While addressing an audience at Florida Atlantic University on Tuesday, President Obama took aim at Republicans and their economic proposals. Eight years of tax cuts for the wealthy, loose regulations, and lack of government investment into the economy under President Bush, Obama argued, did not result in faster job growth and prosperity.
In the speech, and on the campaign trail in general, Obama uses this type of rhetoric to distance himself from the Republicans and portray them as some government-slashing, rich-friendly free market fundamentalists. Although Obama is completely correct when he says that the policies of the Bush administration did not create economic growth and prosperity, he is completely wrong on why.
Obama’s portrayal of the Bush administration — and of the GOP in general — is completely false. Under President Bush, the federal budget and deficits exploded. Corporate welfare and subsidies flowed, the Department of Education was doubled, and Medicare entitlements were expanded. Bush “abandoned free market principles in order to save it” with federal bailouts. After 9/11, the Federal Reserve lowered interest rates below market levels, flooded the housing industry with cheap credit, and the bubble predictably burst in 2008. Eight years of Republican rule did incalculable damage to the economy and the country, but it had nothing to do with limited government, spending cuts, or free markets as Obama claims.

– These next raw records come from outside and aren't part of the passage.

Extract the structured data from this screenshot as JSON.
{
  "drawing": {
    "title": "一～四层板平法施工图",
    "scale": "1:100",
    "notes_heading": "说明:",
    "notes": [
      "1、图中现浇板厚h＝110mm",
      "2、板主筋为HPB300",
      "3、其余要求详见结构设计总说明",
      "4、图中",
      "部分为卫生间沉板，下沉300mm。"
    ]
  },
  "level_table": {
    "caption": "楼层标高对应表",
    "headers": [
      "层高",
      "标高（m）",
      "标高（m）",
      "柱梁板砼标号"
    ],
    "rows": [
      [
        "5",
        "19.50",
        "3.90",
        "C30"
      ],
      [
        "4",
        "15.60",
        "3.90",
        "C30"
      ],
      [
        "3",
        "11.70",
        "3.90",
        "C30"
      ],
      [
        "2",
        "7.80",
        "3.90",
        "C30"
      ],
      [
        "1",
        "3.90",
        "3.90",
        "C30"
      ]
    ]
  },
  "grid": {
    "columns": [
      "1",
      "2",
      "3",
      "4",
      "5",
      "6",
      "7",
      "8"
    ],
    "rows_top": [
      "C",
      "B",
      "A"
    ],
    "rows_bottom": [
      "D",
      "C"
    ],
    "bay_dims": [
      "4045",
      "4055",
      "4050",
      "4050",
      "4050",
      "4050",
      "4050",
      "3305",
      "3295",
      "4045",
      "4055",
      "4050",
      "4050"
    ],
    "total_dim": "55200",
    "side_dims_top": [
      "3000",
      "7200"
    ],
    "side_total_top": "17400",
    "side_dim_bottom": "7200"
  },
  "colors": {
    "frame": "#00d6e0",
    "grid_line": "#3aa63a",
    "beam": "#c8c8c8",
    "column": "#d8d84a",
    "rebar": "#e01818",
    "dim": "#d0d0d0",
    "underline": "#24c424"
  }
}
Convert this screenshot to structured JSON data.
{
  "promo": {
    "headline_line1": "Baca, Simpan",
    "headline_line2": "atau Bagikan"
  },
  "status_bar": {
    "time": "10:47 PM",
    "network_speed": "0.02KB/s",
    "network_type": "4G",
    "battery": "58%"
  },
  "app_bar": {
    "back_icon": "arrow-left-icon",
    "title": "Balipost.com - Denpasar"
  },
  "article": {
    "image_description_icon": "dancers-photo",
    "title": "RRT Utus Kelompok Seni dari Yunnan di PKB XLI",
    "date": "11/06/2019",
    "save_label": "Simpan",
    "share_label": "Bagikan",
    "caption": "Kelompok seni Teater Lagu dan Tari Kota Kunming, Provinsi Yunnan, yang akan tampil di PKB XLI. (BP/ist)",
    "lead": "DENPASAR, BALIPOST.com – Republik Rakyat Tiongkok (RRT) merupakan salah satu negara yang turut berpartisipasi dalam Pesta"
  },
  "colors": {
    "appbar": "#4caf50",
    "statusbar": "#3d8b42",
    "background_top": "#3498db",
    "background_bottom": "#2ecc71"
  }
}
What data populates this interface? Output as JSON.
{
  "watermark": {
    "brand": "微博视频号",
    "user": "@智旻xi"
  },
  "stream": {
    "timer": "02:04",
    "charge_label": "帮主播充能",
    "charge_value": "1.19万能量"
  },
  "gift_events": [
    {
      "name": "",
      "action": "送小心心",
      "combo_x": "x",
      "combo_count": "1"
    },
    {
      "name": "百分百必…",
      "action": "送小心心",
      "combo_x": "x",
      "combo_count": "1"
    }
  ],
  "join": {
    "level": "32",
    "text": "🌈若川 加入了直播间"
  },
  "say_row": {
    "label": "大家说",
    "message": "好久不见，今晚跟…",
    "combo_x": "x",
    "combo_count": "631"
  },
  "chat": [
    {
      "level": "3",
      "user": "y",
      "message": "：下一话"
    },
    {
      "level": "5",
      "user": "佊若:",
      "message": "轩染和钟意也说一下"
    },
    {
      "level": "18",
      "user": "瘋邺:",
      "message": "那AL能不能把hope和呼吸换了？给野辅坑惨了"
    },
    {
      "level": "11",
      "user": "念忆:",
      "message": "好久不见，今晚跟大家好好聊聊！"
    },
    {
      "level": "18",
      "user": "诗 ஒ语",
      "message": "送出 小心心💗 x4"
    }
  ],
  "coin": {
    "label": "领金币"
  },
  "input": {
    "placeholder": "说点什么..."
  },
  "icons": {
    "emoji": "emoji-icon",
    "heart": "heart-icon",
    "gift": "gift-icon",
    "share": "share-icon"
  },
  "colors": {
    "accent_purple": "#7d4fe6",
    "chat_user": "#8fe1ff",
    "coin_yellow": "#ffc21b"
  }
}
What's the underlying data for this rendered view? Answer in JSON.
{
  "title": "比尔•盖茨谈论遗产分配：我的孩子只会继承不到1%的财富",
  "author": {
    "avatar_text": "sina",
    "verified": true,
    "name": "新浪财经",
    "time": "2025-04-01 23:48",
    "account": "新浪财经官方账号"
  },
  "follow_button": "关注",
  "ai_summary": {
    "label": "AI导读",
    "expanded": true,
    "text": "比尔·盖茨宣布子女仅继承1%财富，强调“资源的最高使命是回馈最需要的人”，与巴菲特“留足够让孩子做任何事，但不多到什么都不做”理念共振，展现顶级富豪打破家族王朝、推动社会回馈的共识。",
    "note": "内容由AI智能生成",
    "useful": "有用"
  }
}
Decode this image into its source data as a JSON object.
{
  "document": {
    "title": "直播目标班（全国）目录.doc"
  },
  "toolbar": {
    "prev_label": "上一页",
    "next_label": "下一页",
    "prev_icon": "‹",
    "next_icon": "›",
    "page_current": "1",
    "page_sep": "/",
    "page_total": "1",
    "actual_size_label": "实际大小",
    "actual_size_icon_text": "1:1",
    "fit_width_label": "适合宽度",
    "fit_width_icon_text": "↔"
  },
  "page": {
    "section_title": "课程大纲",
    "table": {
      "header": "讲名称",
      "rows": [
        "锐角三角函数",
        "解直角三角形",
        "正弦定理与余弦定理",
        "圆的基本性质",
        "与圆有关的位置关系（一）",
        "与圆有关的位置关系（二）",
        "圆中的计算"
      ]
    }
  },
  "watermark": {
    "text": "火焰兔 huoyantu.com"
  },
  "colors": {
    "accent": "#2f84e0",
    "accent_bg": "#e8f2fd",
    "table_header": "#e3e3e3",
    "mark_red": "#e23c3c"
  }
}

It’s easy to pick on Bush, but government spending and “investment” increase with every administration, Democrat or Republican, like it’s on autopilot. This is why Obama is forced to use leftist populist rhetoric and create a straw man out of the GOP. Spending cuts? Tax cuts? Governor Mitt Romney and congressional Republicans’ budget proposals all make federal spending, borrowing, and deficits skyrocket, which all have to be paid off eventually through taxation.
Other than rhetoric, both President Obama and his GOP opposition subscribe to slightly different variations of the same philosophy of Keynesian economics, foreign aggression, and money-printing from the Fed. They believe that the liberties that the Bill of Rights was intended to protect are negotiable.
And while Obama tries to rally his base, Romney and the Republicans do the same thing, calling Obama “weak” on national defense and a far-Left socialist. They are not opposed philosophically to the power the President has over the economy and foreign policy; they just think they can run it better than Obama can.
This is why the Republicans are doomed in the general election if all they offer is a slightly more right-wing version of Obama. Unless there is a substantial rejection of this Left-Right rhetoric and a truly principled opposition to the economic and foreign interventionism championed by both parties on the national stage, then Obama and the Republicans will continue to attempt to portray each other as ideological opponents rather than replicas while they spend us further into bankruptcy.